Kudos to the Lincoln County Sheriff’s Department for all their work ensuring the areas damaged by the storm were organized and policed to prevent looting and theft of donated items.  Also present was the National Guard, likewise keeping order.

Here’s a photo of some of the many trees blown down:


I would’ve gone back on Friday, but had a previous commitment to participate in a Ride for Reading book distribution activity.  For the event, I hooked up the Triplex panniers to the Miyata 610 and rode over the assembly point where participants got boxes of books, filled backpacks, panniers, trailers, donned t-shirts provided by the elementary school to which we were riding, and with police escort set off.  The ride to the school was no more than a couple of miles, but riding slowly with several intersection stops along the way I found it a little awkward.  It was also strange to me to be riding in a group – something I don’t do much.  The children at the school seemed to enjoy the event, and so did the riders. 

Here’s a picture of the Miyata with loaded panniers.  The bike didn’t handle wonderfully at slow speeds, but when I was able to pedal faster, did great.

Miyata- -Triplex-Panniers

Celtic Cup Retro-Ride 2014

Highland Rim Bicycle Club & Celtic Cup Retro-Ride 2014

Highland Rim Bicycle Club & Celtic Cup Retro-Ride 2014

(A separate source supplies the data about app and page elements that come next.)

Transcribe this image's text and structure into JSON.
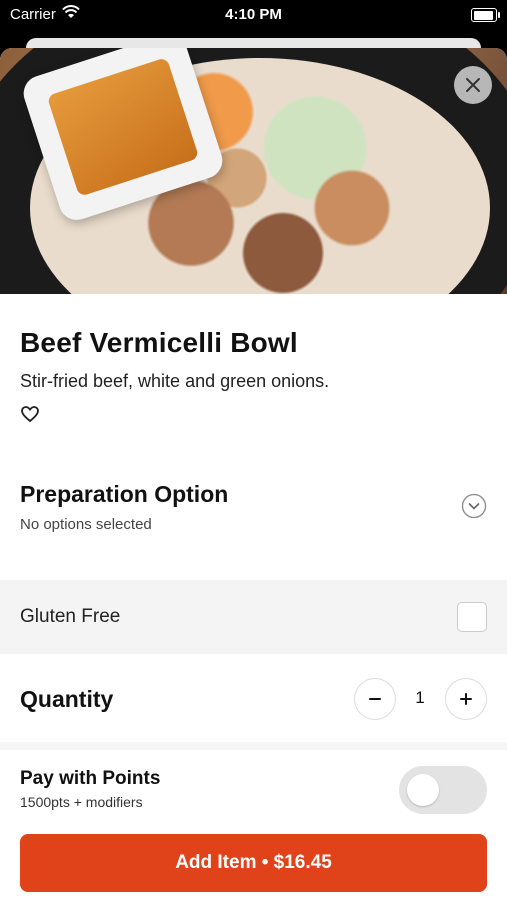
{
  "status_bar": {
    "carrier": "Carrier",
    "time": "4:10 PM"
  },
  "item": {
    "title": "Beef Vermicelli Bowl",
    "description": "Stir-fried beef, white and green onions."
  },
  "preparation": {
    "heading": "Preparation Option",
    "status": "No options selected"
  },
  "gluten_free": {
    "label": "Gluten Free",
    "checked": false
  },
  "quantity": {
    "label": "Quantity",
    "value": "1"
  },
  "points": {
    "label": "Pay with Points",
    "detail": "1500pts + modifiers",
    "enabled": false
  },
  "cta": {
    "label": "Add Item • $16.45"
  },
  "colors": {
    "accent": "#e0421a"
  },
  "icons": [
    "wifi-icon",
    "battery-icon",
    "close-icon",
    "heart-icon",
    "chevron-down-icon",
    "minus-icon",
    "plus-icon"
  ]
}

An easy, flattish 22 mile ride beginning and ending at Celtic Cup in Tullahoma, Tennessee.  Here’s a link to the mostly scenic route.  The only change is that the group will not ride on to the University of Tennessee Space Institute campus because they’ve just installed speed bumps on the drive and the circle in front of the school’s main building.  Some hills, but none too steep.  Ride that bike you’ve had in the garage for the past 20 years.

The ride will follow this route (except UTSI campus, as noted above):

Here is the Facebook event page:




Ride to the Falls


On Tuesday, I rode the Miyata to one of my favorite scenic overlooks, and I took the hilliest of the two or three possible routes  to get there, in order to impose fitness on the fat of my body.  Surprised and pleased was I to ride the entire way without having to walk or stand up out of the saddle.  The Falls, when I reached them, were swollen with rainwater, and loud, roaring.   I stood on a boulder across from the bronze statue of a diminutive female bather, snapped a couple of picture of the Miyata with the bather, the Falls, and shot an Iphone video, as well.  My bicycle shoes didn’t grip well, and I was careful not to fall off the rock onto the path below.  Here are a few of the photos I took: